FOX31 has obtained an Order of Disciplinary Action through a public records request that reveals why Mary Dulacki, the Chief Deputy Executive Director for the Department of Safety overturned Police Chief Paul Pazen’s recommendation to suspend Bohm.

On Dec. 28, 2020, Bohm reported to Arvada Police that his police Jeep had been stolen early that morning. Bohm told Arvada investigators that his department issued AR-15 was hidden under some blankets and backpacks in the rear of the Jeep.

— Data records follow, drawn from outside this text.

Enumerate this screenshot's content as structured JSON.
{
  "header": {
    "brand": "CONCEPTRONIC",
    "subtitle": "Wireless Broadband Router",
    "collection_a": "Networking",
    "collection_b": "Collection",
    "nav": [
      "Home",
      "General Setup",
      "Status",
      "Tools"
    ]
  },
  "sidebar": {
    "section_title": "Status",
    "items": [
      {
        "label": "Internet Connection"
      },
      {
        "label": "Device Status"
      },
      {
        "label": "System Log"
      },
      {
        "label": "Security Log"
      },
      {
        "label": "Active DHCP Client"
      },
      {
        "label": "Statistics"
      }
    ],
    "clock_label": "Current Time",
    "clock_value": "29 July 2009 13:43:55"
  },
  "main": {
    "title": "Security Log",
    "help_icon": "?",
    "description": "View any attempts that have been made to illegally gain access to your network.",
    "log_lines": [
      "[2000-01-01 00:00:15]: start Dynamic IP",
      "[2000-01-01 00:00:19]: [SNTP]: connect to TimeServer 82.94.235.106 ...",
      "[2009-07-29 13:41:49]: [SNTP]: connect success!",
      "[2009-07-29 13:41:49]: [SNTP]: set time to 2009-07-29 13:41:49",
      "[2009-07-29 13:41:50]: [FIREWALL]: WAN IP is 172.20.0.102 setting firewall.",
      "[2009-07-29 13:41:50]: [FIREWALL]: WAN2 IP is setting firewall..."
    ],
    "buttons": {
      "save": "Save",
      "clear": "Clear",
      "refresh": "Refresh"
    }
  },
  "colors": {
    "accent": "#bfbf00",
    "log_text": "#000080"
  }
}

Bohm said on Dec. 23, 2020 he backed his police Jeep into the right side of his garage, next to his wife’s car which was also backed into the garage. Bohm then said he parked his personal vehicle in the driveway in front of the police vehicle “nose to nose” outside the garage door. Bohm remembered that he removed his keys and left them in his jacket on a refrigerator next to the door inside the garage before entering his home.

On Dec. 28, 2020 just after 5 a.m., Bohm reported that he “heard two vehicles leaving at a fast rate of speed in front of his residence” and when he went into his garage he discovered his garage door was open and his police vehicle was missing and his wife’s vehicle had front-end damage because the thieves sideswiped it to drive out of the garage without hitting Bohm’s personal vehicle parked in the driveway.

In addition to the AR-15, the stolen Jeep contained three loaded AR-15 magazines, a tactical vest, two plates, a tactical helmet and a flip down visor light and a high-tech radio.

It turns out the thieves had found Bohm’s garage door opener in his personal vehicle in the driveway that Bohm’s wife said she had left unlocked after driving her husband’s car the day before.

On Jan. 11, the AR-15 with one fully loaded magazine was recovered in Douglas County during the arrest of an individual on drug and weapons charges.

The police vehicle was recovered Feb. 4, in Denver but investigators found no fingerprints and said it appeared the vehicle had been sprayed down with a solvent and then wiped.

At the chief’s hearing on May 26, Bohm explained that on Dec. 25, 2020 he began his rotation as the on-call detective for the District 2 Narcotics Unit which required him to have his vehicle packed with all his necessary equipment if he needed to respond at a moment’s notice.

An internal affairs investigator determined that Bohm failed to secure his AR-15 to prevent it from being stolen and was careless with his car keys.

But Dulacki wrote in her discipline order that because the vehicle assigned to Bohm did not have a locked rack or a trunk for him to lock the AR-15 inside of, he could not be held accountable when he made a good faith effort to hide the rifle under blankets in the back of his Jeep.

In addition, Dulacki found that because his police vehicle and keys were inside a locked attached garage it would be “unreasonable to fail to consider those steps as the functional equivalent of a ‘locked storage device.’”

As a result, Dulacki wrote the “Chief of Police’s Written Command ordering disciplinary action against Detective Bohm is disapproved and findings of Exonerated shall be entered for each violation.”